These statutes can provide more leverage "whether you have lien rights or not," Baird said. They also can serve as attention grabbers that bring higher ups to the table. "In Texas, the trust fund violation statute allows you to assert individual liability against the parties that exercise improper control over the funds on behalf of the company. This enables you to include the individual officers and directors of the company who might have control over the funds in your demand letter," Baird said. "Under the Prompt Payment Act in Texas, the threat of 18% interest accruing per year on the total amount due and owing is a huge incentive for the party you contracted with to settle the claim with you quickly in order to prevent interest from continuing to accrue."
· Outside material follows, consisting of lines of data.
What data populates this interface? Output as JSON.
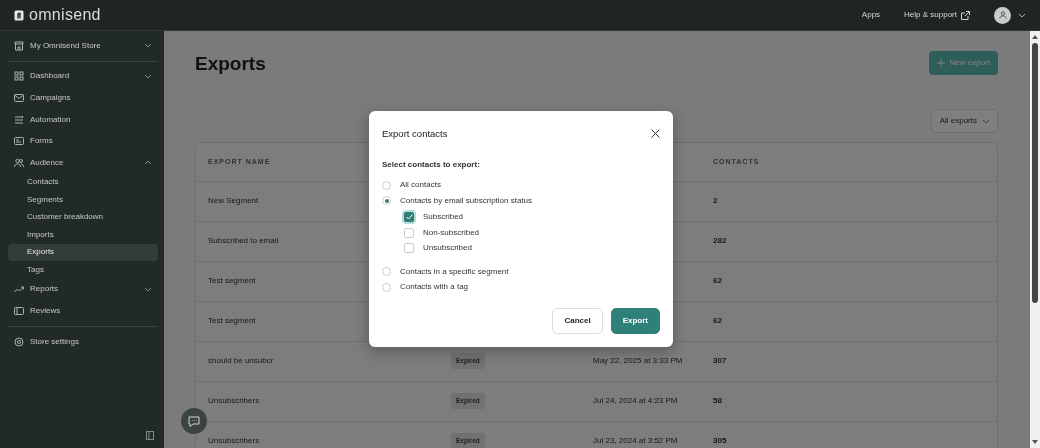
{
  "brand": "omnisend",
  "topnav": {
    "links": [
      {
        "label": "Apps",
        "external": false
      },
      {
        "label": "Help & support",
        "external": true
      }
    ]
  },
  "sidebar": {
    "store": "My Omnisend Store",
    "items": [
      {
        "label": "Dashboard",
        "expanded": false,
        "selected": false
      },
      {
        "label": "Campaigns",
        "selected": false
      },
      {
        "label": "Automation",
        "selected": false
      },
      {
        "label": "Forms",
        "selected": false
      },
      {
        "label": "Audience",
        "expanded": true,
        "selected": false,
        "children": [
          {
            "label": "Contacts",
            "selected": false
          },
          {
            "label": "Segments",
            "selected": false
          },
          {
            "label": "Customer breakdown",
            "selected": false
          },
          {
            "label": "Imports",
            "selected": false
          },
          {
            "label": "Exports",
            "selected": true
          },
          {
            "label": "Tags",
            "selected": false
          }
        ]
      },
      {
        "label": "Reports",
        "expanded": false,
        "selected": false
      },
      {
        "label": "Reviews",
        "selected": false
      }
    ],
    "settings": "Store settings"
  },
  "page": {
    "title": "Exports",
    "new_button": "New export",
    "filter": "All exports"
  },
  "table": {
    "column_headers": {
      "name": "EXPORT NAME",
      "contacts": "CONTACTS"
    },
    "rows": [
      {
        "name": "New Segment",
        "contacts": "2"
      },
      {
        "name": "Subscribed to email",
        "contacts": "282"
      },
      {
        "name": "Test segment",
        "contacts": "62"
      },
      {
        "name": "Test segment",
        "contacts": "62"
      },
      {
        "name": "should be unsubcr",
        "status": "Expired",
        "date": "May 22, 2025 at 3:33 PM",
        "contacts": "307"
      },
      {
        "name": "Unsubscribers",
        "status": "Expired",
        "date": "Jul 24, 2024 at 4:23 PM",
        "contacts": "58"
      },
      {
        "name": "Unsubscribers",
        "status": "Expired",
        "date": "Jul 23, 2024 at 3:52 PM",
        "contacts": "305"
      }
    ]
  },
  "modal": {
    "title": "Export contacts",
    "prompt": "Select contacts to export:",
    "options": [
      {
        "label": "All contacts",
        "selected": false
      },
      {
        "label": "Contacts by email subscription status",
        "selected": true,
        "children": [
          {
            "label": "Subscribed",
            "checked": true
          },
          {
            "label": "Non-subscribed",
            "checked": false
          },
          {
            "label": "Unsubscribed",
            "checked": false
          }
        ]
      },
      {
        "label": "Contacts in a specific segment",
        "selected": false
      },
      {
        "label": "Contacts with a tag",
        "selected": false
      }
    ],
    "buttons": {
      "cancel": "Cancel",
      "confirm": "Export"
    }
  }
}
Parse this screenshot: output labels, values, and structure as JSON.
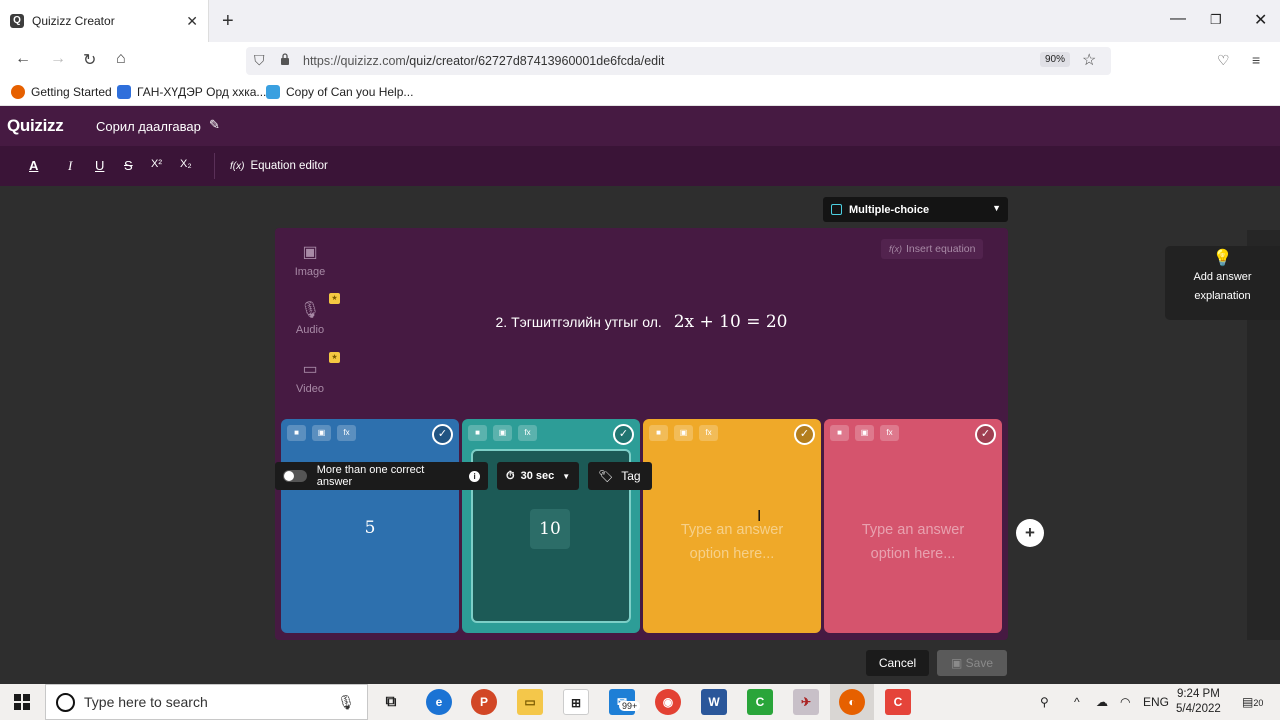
{
  "browser": {
    "tab_title": "Quizizz Creator",
    "tab_favicon": "Q",
    "url_host": "https://quizizz.com",
    "url_path": "/quiz/creator/62727d87413960001de6fcda/edit",
    "zoom": "90%",
    "bookmarks": [
      {
        "label": "Getting Started",
        "icon": "firefox-icon",
        "color": "#e66000"
      },
      {
        "label": "ГАН-ХҮДЭР Орд ххка...",
        "icon": "docs-icon",
        "color": "#2f6fdb"
      },
      {
        "label": "Copy of Can you Help...",
        "icon": "slides-icon",
        "color": "#3aa0e0"
      }
    ]
  },
  "app": {
    "logo": "Quizizz",
    "quiz_title": "Сорил даалгавар",
    "toolbar": {
      "text_color": "A",
      "italic": "I",
      "underline": "U",
      "strike": "S",
      "superscript": "X²",
      "subscript": "X₂",
      "equation_editor": "Equation editor",
      "fx": "f(x)"
    },
    "question_type": "Multiple-choice",
    "insert_equation": "Insert equation",
    "media": {
      "image": "Image",
      "audio": "Audio",
      "video": "Video"
    },
    "question": {
      "text": "2. Тэгшитгэлийн утгыг ол.",
      "math": "2x + 10 = 20"
    },
    "answers": [
      {
        "value": "5",
        "color": "#2d70ae"
      },
      {
        "value": "10",
        "color": "#2d9d97"
      },
      {
        "placeholder": "Type an answer option here...",
        "color": "#efa929"
      },
      {
        "placeholder": "Type an answer option here...",
        "color": "#d5546d"
      }
    ],
    "explanation_label": "Add answer explanation",
    "bottom": {
      "multi_correct": "More than one correct answer",
      "timer": "30 sec",
      "tag": "Tag",
      "cancel": "Cancel",
      "save": "Save"
    }
  },
  "taskbar": {
    "search_placeholder": "Type here to search",
    "mail_badge": "99+",
    "language": "ENG",
    "time": "9:24 PM",
    "date": "5/4/2022",
    "notifications": "20"
  }
}
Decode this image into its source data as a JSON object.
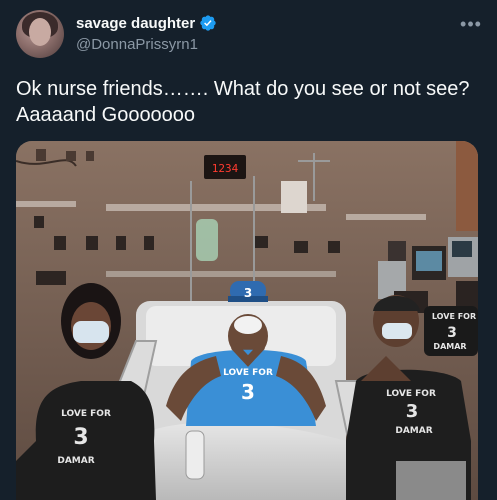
{
  "author": {
    "display_name": "savage daughter",
    "handle": "@DonnaPrissyrn1",
    "verified": true,
    "avatar_icon": "profile-photo"
  },
  "tweet": {
    "text": "Ok nurse friends……. What do you see or not see?  Aaaaand Gooooooo"
  },
  "media": {
    "type": "photo",
    "monitor_readout": "1234",
    "shirt_text_line1": "LOVE FOR",
    "shirt_number": "3",
    "shirt_text_line2": "DAMAR",
    "cap_number": "3"
  },
  "icons": {
    "verified_badge": "verified-check-icon",
    "more": "more-options-icon"
  },
  "colors": {
    "background": "#15202b",
    "text_primary": "#f7f9f9",
    "text_secondary": "#8b98a5",
    "verified": "#1d9bf0",
    "bills_blue": "#3a8fd6"
  }
}
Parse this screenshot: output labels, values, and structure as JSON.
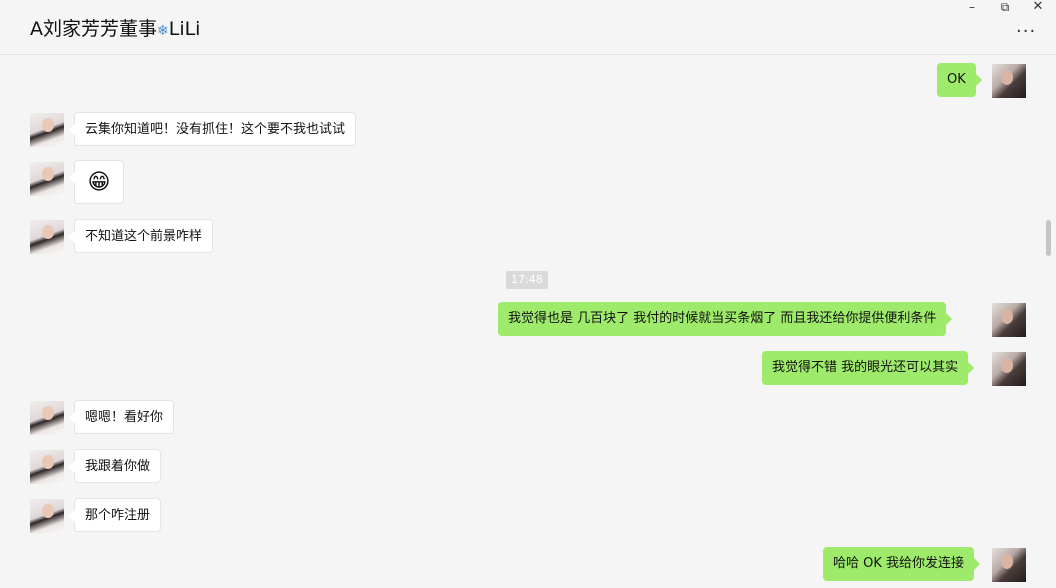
{
  "header": {
    "title_prefix": "A刘家芳芳董事",
    "title_deco": "❄",
    "title_suffix": "LiLi",
    "more_label": "···",
    "minimize_glyph": "–",
    "restore_glyph": "⧉",
    "close_glyph": "✕"
  },
  "timestamp": "17:48",
  "messages": [
    {
      "side": "out",
      "text": "OK"
    },
    {
      "side": "in",
      "text": "云集你知道吧！没有抓住！这个要不我也试试"
    },
    {
      "side": "in",
      "text": "😁"
    },
    {
      "side": "in",
      "text": "不知道这个前景咋样"
    },
    {
      "side": "out",
      "text": "我觉得也是 几百块了 我付的时候就当买条烟了 而且我还给你提供便利条件"
    },
    {
      "side": "out",
      "text": "我觉得不错 我的眼光还可以其实"
    },
    {
      "side": "in",
      "text": "嗯嗯！看好你"
    },
    {
      "side": "in",
      "text": "我跟着你做"
    },
    {
      "side": "in",
      "text": "那个咋注册"
    },
    {
      "side": "out",
      "text": "哈哈 OK 我给你发连接"
    }
  ],
  "colors": {
    "outgoing_bubble": "#9eea6a",
    "incoming_bubble": "#ffffff",
    "background": "#f5f5f5"
  }
}
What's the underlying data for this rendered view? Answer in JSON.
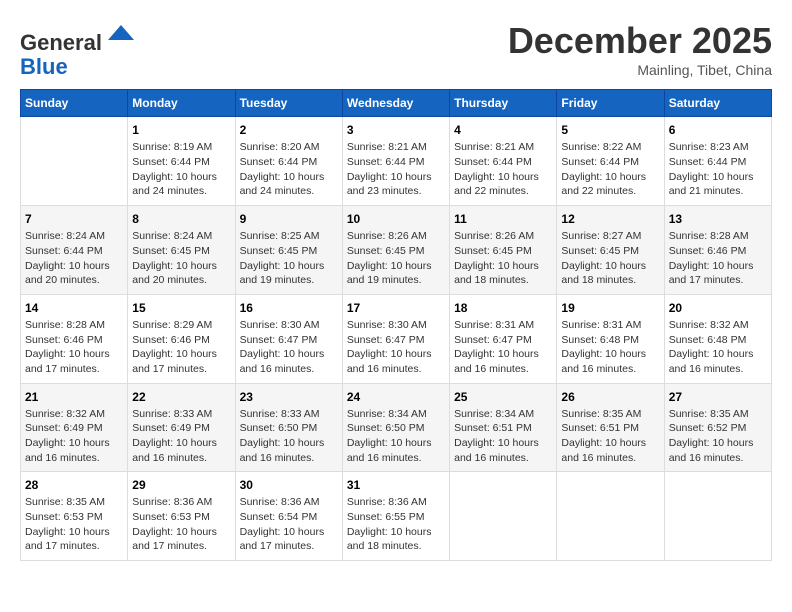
{
  "header": {
    "logo_general": "General",
    "logo_blue": "Blue",
    "month_title": "December 2025",
    "location": "Mainling, Tibet, China"
  },
  "calendar": {
    "days_of_week": [
      "Sunday",
      "Monday",
      "Tuesday",
      "Wednesday",
      "Thursday",
      "Friday",
      "Saturday"
    ],
    "weeks": [
      [
        {
          "day": "",
          "info": ""
        },
        {
          "day": "1",
          "info": "Sunrise: 8:19 AM\nSunset: 6:44 PM\nDaylight: 10 hours\nand 24 minutes."
        },
        {
          "day": "2",
          "info": "Sunrise: 8:20 AM\nSunset: 6:44 PM\nDaylight: 10 hours\nand 24 minutes."
        },
        {
          "day": "3",
          "info": "Sunrise: 8:21 AM\nSunset: 6:44 PM\nDaylight: 10 hours\nand 23 minutes."
        },
        {
          "day": "4",
          "info": "Sunrise: 8:21 AM\nSunset: 6:44 PM\nDaylight: 10 hours\nand 22 minutes."
        },
        {
          "day": "5",
          "info": "Sunrise: 8:22 AM\nSunset: 6:44 PM\nDaylight: 10 hours\nand 22 minutes."
        },
        {
          "day": "6",
          "info": "Sunrise: 8:23 AM\nSunset: 6:44 PM\nDaylight: 10 hours\nand 21 minutes."
        }
      ],
      [
        {
          "day": "7",
          "info": "Sunrise: 8:24 AM\nSunset: 6:44 PM\nDaylight: 10 hours\nand 20 minutes."
        },
        {
          "day": "8",
          "info": "Sunrise: 8:24 AM\nSunset: 6:45 PM\nDaylight: 10 hours\nand 20 minutes."
        },
        {
          "day": "9",
          "info": "Sunrise: 8:25 AM\nSunset: 6:45 PM\nDaylight: 10 hours\nand 19 minutes."
        },
        {
          "day": "10",
          "info": "Sunrise: 8:26 AM\nSunset: 6:45 PM\nDaylight: 10 hours\nand 19 minutes."
        },
        {
          "day": "11",
          "info": "Sunrise: 8:26 AM\nSunset: 6:45 PM\nDaylight: 10 hours\nand 18 minutes."
        },
        {
          "day": "12",
          "info": "Sunrise: 8:27 AM\nSunset: 6:45 PM\nDaylight: 10 hours\nand 18 minutes."
        },
        {
          "day": "13",
          "info": "Sunrise: 8:28 AM\nSunset: 6:46 PM\nDaylight: 10 hours\nand 17 minutes."
        }
      ],
      [
        {
          "day": "14",
          "info": "Sunrise: 8:28 AM\nSunset: 6:46 PM\nDaylight: 10 hours\nand 17 minutes."
        },
        {
          "day": "15",
          "info": "Sunrise: 8:29 AM\nSunset: 6:46 PM\nDaylight: 10 hours\nand 17 minutes."
        },
        {
          "day": "16",
          "info": "Sunrise: 8:30 AM\nSunset: 6:47 PM\nDaylight: 10 hours\nand 16 minutes."
        },
        {
          "day": "17",
          "info": "Sunrise: 8:30 AM\nSunset: 6:47 PM\nDaylight: 10 hours\nand 16 minutes."
        },
        {
          "day": "18",
          "info": "Sunrise: 8:31 AM\nSunset: 6:47 PM\nDaylight: 10 hours\nand 16 minutes."
        },
        {
          "day": "19",
          "info": "Sunrise: 8:31 AM\nSunset: 6:48 PM\nDaylight: 10 hours\nand 16 minutes."
        },
        {
          "day": "20",
          "info": "Sunrise: 8:32 AM\nSunset: 6:48 PM\nDaylight: 10 hours\nand 16 minutes."
        }
      ],
      [
        {
          "day": "21",
          "info": "Sunrise: 8:32 AM\nSunset: 6:49 PM\nDaylight: 10 hours\nand 16 minutes."
        },
        {
          "day": "22",
          "info": "Sunrise: 8:33 AM\nSunset: 6:49 PM\nDaylight: 10 hours\nand 16 minutes."
        },
        {
          "day": "23",
          "info": "Sunrise: 8:33 AM\nSunset: 6:50 PM\nDaylight: 10 hours\nand 16 minutes."
        },
        {
          "day": "24",
          "info": "Sunrise: 8:34 AM\nSunset: 6:50 PM\nDaylight: 10 hours\nand 16 minutes."
        },
        {
          "day": "25",
          "info": "Sunrise: 8:34 AM\nSunset: 6:51 PM\nDaylight: 10 hours\nand 16 minutes."
        },
        {
          "day": "26",
          "info": "Sunrise: 8:35 AM\nSunset: 6:51 PM\nDaylight: 10 hours\nand 16 minutes."
        },
        {
          "day": "27",
          "info": "Sunrise: 8:35 AM\nSunset: 6:52 PM\nDaylight: 10 hours\nand 16 minutes."
        }
      ],
      [
        {
          "day": "28",
          "info": "Sunrise: 8:35 AM\nSunset: 6:53 PM\nDaylight: 10 hours\nand 17 minutes."
        },
        {
          "day": "29",
          "info": "Sunrise: 8:36 AM\nSunset: 6:53 PM\nDaylight: 10 hours\nand 17 minutes."
        },
        {
          "day": "30",
          "info": "Sunrise: 8:36 AM\nSunset: 6:54 PM\nDaylight: 10 hours\nand 17 minutes."
        },
        {
          "day": "31",
          "info": "Sunrise: 8:36 AM\nSunset: 6:55 PM\nDaylight: 10 hours\nand 18 minutes."
        },
        {
          "day": "",
          "info": ""
        },
        {
          "day": "",
          "info": ""
        },
        {
          "day": "",
          "info": ""
        }
      ]
    ]
  }
}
According to Baird, some prompt payment acts will likely include exceptions that accused parties may use in defense of the failure to make timely payments. One exception under current Texas law requires the party you contracted with to have a "good faith dispute" concerning the amount owed, she added. These good faith disputes may come in the form of a claim for defective work or the potential for delays to be assessed by the owner on the project, relating to your performance.
"That being said, it is important to determine if the full amount being withheld is lawful under the statute," Baird said. "In Texas, the contractor is only allowed to withhold 100% of the value of the good faith dispute, meaning that you can negotiate for a partial release of the funds in excess of the disputed amount while you are working to settle the remaining portion of your claim."
That may not be the only obstacle suppliers can face when enforcing prompt payment laws. In fact, higher ups may try to eliminate certain benefits that suppliers can gain through a prompt payment act.
"Many contracts will try to waive interest for failure to make timely payment," Baird said. "In Texas, the statute specifically states that any attempt to waive the prompt payment act is void. It's important to know whether or not your state allows for a contractual waiver of this provision prior to executing the contract so that you don't inadvertently waive your leverage under your state's statute."
Baird's final words of advice on prompt payment laws are:
-Bryan Mason, editorial associate